"It's a fact, I mused to myself, that in societies like ours sex truly represents a second system of differentiation, completely independent of money; and as a system of differentiation it functions just as mercilessly. The effects of these two systems are, furthermore, strictly equivalent. Just like unrestrained economic liberalism, and for similar reasons, sexual liberalism produces phenomena of absolute pauperization. Some men make love every day; others five or six times in their life, or never. Some make love with dozens of women; others with none. It's what's known as 'the law of the market.' In an economic system where unfair dismissal is prohibited, every person more or less manages to find their place. In a sexual system where adultery is prohibited, every person more or less manages to find their bed mate. In a total liberal economic system certain people accumulate considerable fortunes; others stagnate in unemployment and misery. In a totally liberal sexual system certain people have a varied and exciting erotic life; others are reduced to masturbation and solitude."
If that's too wall-of-texty for you, here's the Cliffs Notes. Basically, if sexuality is constrained by commitment and monogamy, then roughly speaking each person gets one -- or maybe a few -- sex partners. That is, it's something like "each person gets one person," with a little wiggle room around the edges.
If you're at the top of the sexual hierarchy -- the most attractive, rich, accomplished, fit, sexy -- commitment and monogamy mean you might attach yourself to one person and have a few affairs or see a few prostitutes. At most.
If you're at the bottom of the sexual hierarchy, commitment and monogamy mean there will be other people of your preferred sex/gender for partners who will also be at the bottom of the sexual hierarchy, and you can form commitments and marriages with them and then have sex with them.
So with commitment and monogamy, the people at the top and the bottom would be having some sex with not too many people. Once things open up and those constraints go away, you get immediately into a more sexual "haves" and "have-nots" situation. And what's more of a trigger for male aggression than being a sexual have-not?
Gendered attitudes about sex are obviously complicated, but even leaving all of that aside, I guess I'd want to say that sexual inequality could be, in itself, a bad thing, and that the fact that some people never get to have sex at all would be, in itself, a very bad thing, and that even just the concept of "hierarchy" in sex is a bad thing. Bad, that is, for women and men alike.

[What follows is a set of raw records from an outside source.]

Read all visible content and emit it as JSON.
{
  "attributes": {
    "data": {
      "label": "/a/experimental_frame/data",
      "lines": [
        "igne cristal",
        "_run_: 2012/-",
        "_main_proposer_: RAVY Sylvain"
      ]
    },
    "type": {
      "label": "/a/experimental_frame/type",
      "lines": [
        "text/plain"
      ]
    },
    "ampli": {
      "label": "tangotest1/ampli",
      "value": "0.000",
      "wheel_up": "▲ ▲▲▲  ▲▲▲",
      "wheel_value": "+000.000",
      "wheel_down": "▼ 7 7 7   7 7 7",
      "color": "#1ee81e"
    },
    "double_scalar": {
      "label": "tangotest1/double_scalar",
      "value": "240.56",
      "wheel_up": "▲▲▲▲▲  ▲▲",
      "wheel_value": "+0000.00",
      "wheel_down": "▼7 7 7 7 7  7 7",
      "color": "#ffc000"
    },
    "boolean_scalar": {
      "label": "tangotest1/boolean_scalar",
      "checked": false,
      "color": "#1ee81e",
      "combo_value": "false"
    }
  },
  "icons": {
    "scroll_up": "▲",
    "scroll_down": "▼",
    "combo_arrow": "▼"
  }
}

I don't think any return to the constraints of commitment and monogamy are what we should be aiming for. But I wish we could talk about sexual inequality in a constructive way that wasn't all caught up in anger, aggression, indignation, and blame.